(TASK OBJECTIVE)
Using the records below, give the number of lines where the word "editor" appears, with no further output.

= Beginning of Section =

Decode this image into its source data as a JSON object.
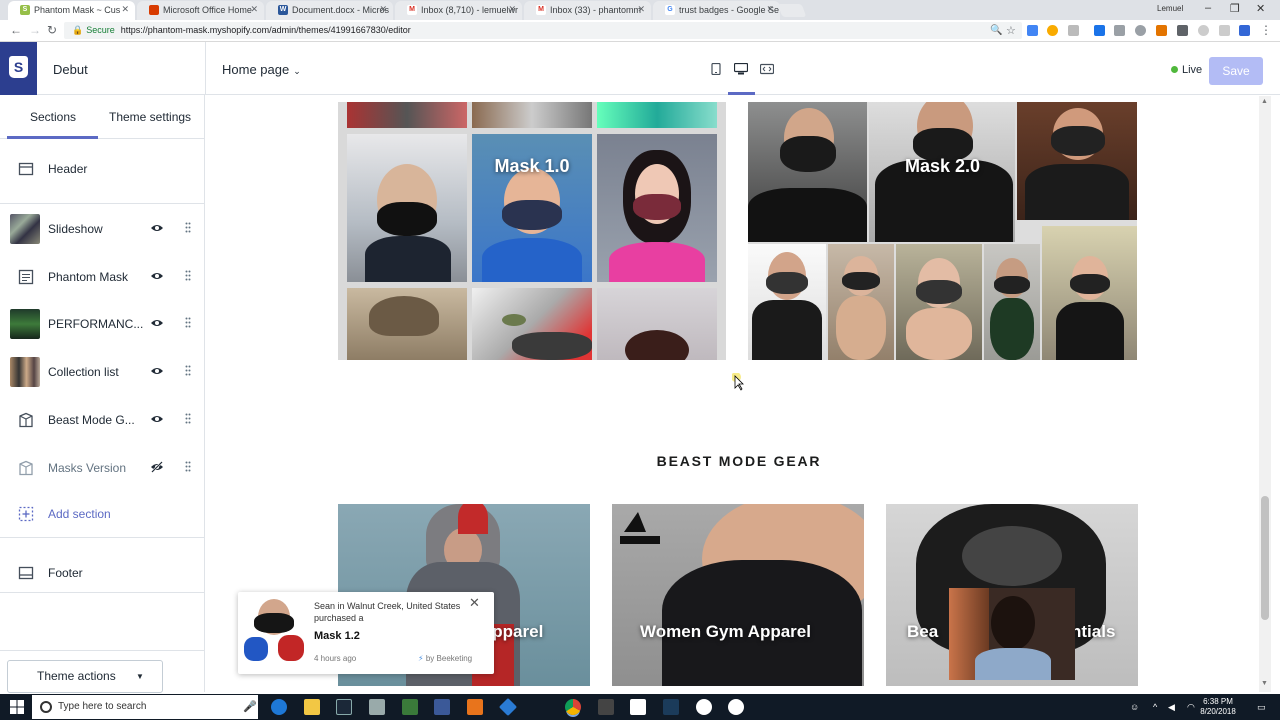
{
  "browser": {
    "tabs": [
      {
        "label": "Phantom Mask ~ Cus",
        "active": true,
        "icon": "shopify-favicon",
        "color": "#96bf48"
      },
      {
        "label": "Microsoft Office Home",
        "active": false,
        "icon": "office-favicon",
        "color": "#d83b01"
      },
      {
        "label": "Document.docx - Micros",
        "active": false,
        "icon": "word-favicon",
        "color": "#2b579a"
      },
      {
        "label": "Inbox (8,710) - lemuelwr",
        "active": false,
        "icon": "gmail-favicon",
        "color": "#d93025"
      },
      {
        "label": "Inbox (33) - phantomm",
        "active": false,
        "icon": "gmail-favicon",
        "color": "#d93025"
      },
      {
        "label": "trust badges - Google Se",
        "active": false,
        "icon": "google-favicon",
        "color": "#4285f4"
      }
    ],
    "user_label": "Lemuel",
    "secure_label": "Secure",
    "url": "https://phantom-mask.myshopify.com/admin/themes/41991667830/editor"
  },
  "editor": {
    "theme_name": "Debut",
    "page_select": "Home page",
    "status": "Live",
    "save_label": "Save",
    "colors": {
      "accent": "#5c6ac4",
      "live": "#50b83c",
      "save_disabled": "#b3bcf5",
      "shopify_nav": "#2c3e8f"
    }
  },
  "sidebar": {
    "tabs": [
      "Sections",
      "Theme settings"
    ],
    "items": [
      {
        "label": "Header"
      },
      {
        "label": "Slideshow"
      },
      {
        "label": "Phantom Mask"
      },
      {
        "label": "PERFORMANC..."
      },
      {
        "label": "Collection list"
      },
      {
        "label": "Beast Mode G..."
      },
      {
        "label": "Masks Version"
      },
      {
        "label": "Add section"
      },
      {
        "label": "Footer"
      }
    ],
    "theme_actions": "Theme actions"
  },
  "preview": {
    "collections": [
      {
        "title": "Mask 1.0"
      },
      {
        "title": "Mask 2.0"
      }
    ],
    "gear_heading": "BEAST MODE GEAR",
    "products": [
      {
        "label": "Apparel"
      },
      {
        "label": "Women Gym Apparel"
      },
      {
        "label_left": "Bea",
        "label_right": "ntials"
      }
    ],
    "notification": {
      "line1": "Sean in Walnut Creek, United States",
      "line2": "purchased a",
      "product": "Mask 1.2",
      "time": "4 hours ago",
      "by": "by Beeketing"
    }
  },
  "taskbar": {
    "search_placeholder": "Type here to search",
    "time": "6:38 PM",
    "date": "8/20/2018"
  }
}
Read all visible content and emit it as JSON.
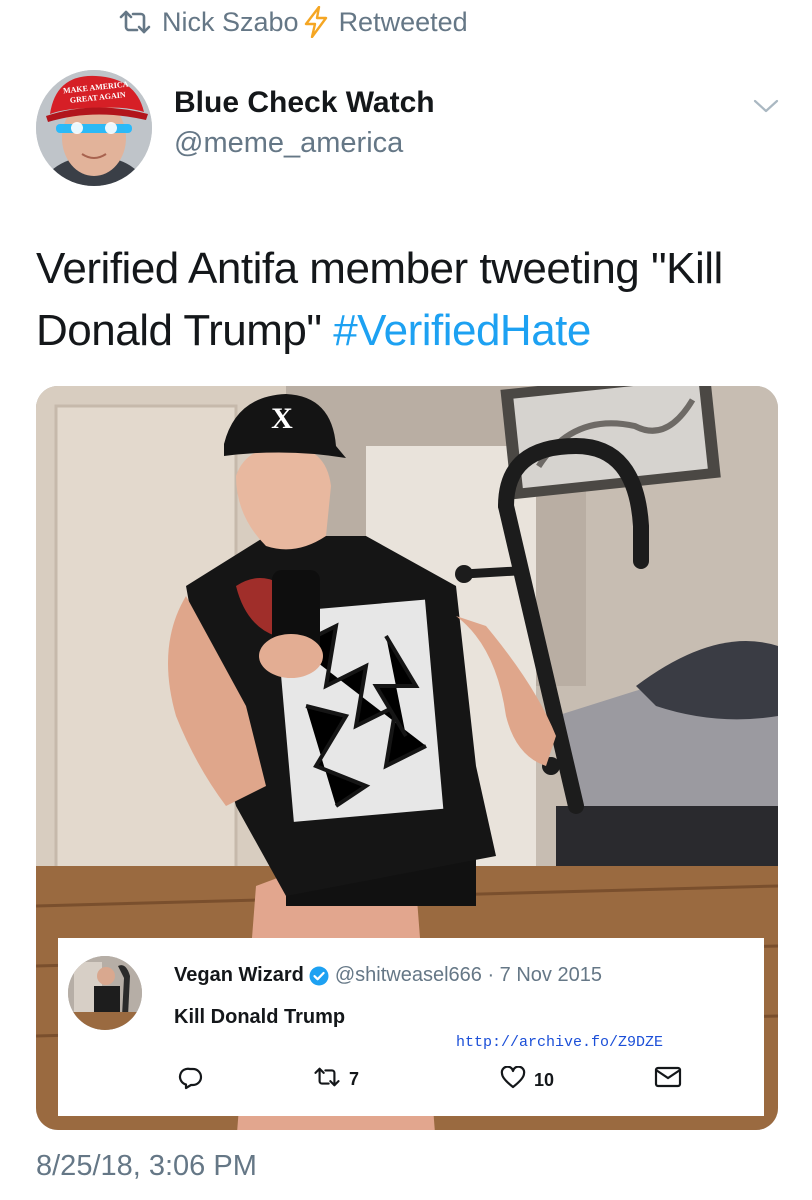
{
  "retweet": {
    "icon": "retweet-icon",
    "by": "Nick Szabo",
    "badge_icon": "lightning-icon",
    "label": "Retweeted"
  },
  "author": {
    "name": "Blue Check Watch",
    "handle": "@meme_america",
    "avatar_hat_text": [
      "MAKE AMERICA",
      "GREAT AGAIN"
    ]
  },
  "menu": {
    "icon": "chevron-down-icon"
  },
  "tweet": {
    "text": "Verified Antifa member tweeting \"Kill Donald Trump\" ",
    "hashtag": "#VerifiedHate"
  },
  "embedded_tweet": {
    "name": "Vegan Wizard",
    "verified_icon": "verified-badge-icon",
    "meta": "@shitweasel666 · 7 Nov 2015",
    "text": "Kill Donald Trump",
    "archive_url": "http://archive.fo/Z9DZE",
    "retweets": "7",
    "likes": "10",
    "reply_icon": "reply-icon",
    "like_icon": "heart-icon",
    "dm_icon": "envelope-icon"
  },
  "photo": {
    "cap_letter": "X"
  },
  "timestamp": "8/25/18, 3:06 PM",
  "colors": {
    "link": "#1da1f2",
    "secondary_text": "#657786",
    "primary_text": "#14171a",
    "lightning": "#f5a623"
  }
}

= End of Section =

(COMPLETED TASK)
2